Journalists and others on Twitter soon questioned the ethics of BuzzFeed posting unverified information. President-elect Trump also posted a link on Twitter to a story chastising BuzzFeed for its actions.
— Donald J. Trump (@realDonaldTrump) January 11, 2017
The unfortunate truth is that publishing hacked and unverified information – especially any involving public officials – often falls into the gray areas of journalism ethics. Arguments can be made on both sides of the debate.
People may argue that the dearth of details in CNN’s story led people to speculate about the specifics of the allegations. BuzzFeed’s decision to publish could be seen as a way to squash that speculation and show people the scope of the allegations.
From the standpoint of a journalism ethics purist: journalists should not publish or broadcast unverified information.
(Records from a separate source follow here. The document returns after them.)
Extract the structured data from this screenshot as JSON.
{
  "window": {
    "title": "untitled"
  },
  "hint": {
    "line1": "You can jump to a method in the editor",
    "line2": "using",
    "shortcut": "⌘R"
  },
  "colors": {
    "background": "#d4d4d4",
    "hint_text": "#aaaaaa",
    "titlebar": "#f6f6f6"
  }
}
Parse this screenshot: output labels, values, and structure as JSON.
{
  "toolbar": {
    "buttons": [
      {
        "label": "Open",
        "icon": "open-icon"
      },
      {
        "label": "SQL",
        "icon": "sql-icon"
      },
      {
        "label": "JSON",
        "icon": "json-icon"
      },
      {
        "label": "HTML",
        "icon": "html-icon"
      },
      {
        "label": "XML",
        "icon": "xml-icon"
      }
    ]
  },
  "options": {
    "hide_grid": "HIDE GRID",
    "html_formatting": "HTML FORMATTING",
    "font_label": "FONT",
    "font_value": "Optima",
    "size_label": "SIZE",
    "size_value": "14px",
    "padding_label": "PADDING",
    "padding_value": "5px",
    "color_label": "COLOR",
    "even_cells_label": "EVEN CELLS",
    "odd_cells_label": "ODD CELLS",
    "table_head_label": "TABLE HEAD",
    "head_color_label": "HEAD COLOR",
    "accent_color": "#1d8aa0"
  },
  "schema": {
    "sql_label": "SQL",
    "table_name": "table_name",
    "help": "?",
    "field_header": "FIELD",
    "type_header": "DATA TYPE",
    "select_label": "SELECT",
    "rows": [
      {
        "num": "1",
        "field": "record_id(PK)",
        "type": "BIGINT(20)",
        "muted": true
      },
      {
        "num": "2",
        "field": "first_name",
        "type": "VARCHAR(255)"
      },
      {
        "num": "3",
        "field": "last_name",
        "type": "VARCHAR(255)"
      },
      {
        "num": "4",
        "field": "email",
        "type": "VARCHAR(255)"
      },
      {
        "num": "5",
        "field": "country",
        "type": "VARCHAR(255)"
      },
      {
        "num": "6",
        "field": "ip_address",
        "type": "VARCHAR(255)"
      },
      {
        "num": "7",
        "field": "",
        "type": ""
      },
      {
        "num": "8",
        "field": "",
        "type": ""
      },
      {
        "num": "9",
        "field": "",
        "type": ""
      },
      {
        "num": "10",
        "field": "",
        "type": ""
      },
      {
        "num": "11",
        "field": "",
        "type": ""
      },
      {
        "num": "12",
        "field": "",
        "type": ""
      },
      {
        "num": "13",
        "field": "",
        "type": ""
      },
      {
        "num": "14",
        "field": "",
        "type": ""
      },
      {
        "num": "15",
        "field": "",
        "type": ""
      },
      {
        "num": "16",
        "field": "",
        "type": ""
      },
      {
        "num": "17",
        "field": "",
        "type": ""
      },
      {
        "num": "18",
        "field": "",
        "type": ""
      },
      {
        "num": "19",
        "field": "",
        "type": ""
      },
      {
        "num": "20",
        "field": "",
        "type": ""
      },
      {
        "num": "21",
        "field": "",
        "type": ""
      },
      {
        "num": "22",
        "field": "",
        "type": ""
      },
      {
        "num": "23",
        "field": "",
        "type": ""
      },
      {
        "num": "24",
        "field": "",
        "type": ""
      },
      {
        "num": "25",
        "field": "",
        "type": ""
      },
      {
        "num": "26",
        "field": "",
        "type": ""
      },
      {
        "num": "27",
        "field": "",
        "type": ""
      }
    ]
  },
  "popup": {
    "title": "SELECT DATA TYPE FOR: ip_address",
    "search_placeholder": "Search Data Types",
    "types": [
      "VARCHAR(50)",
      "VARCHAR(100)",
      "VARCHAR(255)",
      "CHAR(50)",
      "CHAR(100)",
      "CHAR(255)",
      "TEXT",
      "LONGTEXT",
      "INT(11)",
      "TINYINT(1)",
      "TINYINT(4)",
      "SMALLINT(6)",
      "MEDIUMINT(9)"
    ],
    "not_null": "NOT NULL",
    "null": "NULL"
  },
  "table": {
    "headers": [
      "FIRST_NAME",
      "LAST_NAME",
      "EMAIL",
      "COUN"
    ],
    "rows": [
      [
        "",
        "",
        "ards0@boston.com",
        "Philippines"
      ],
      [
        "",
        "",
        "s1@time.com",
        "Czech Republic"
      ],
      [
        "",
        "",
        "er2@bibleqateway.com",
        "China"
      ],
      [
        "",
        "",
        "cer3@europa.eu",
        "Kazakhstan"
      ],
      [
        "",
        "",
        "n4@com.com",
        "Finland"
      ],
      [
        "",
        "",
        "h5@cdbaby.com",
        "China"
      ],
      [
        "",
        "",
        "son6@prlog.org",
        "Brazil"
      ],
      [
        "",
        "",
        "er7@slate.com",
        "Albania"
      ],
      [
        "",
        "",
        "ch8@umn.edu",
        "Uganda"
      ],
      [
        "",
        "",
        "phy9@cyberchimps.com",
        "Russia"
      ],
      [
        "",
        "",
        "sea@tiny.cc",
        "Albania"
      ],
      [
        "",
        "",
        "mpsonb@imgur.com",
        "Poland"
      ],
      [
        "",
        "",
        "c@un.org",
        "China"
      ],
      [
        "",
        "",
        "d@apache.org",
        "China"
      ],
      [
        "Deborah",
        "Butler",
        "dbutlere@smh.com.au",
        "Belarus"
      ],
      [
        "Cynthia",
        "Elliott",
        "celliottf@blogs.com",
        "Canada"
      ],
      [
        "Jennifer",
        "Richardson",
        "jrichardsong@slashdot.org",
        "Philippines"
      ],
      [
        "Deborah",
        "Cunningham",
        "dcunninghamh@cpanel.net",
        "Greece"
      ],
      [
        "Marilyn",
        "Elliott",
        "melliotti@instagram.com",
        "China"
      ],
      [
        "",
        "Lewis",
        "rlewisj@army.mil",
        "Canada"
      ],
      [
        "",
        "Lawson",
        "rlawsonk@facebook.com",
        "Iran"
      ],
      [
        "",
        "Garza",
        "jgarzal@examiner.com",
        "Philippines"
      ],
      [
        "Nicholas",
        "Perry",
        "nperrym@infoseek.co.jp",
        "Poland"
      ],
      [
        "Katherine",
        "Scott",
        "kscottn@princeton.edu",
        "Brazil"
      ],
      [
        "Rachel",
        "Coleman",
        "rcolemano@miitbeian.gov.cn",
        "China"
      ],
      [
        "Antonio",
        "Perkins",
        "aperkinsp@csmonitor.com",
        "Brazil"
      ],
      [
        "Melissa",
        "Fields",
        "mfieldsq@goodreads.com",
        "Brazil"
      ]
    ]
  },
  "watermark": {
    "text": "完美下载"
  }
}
The value of journalism rests in its ability to provide answers and credible information. The public expects journalists and news organizations to say whether a piece of information is true or false. No value exists in throwing unverified information into the world.
More than ever before, journalists and news organizations need to tell the public what is and is not accurate information.
Yet, the public is bombarded on an almost daily basis with unverified information from news organizations. Breaking news stories often come with the disclaimer that the information isn’t confirmed. Emails allegedly hacked from the Democratic National Committee were reported on and carried similar caveats.
Journalists who want their profession to be trusted, respected and profitable need to hold themselves and their peers to its best practices, which are spelled out in the Society of Professional Journalists’ Code of Ethics.
The actions of news organizations involved with this story will continue to be debated over the coming days, but the more important issue moving forward is that these allegations are now out in the world. Responsible, thorough and thoughtful journalists are needed to inform people about this information and its worth.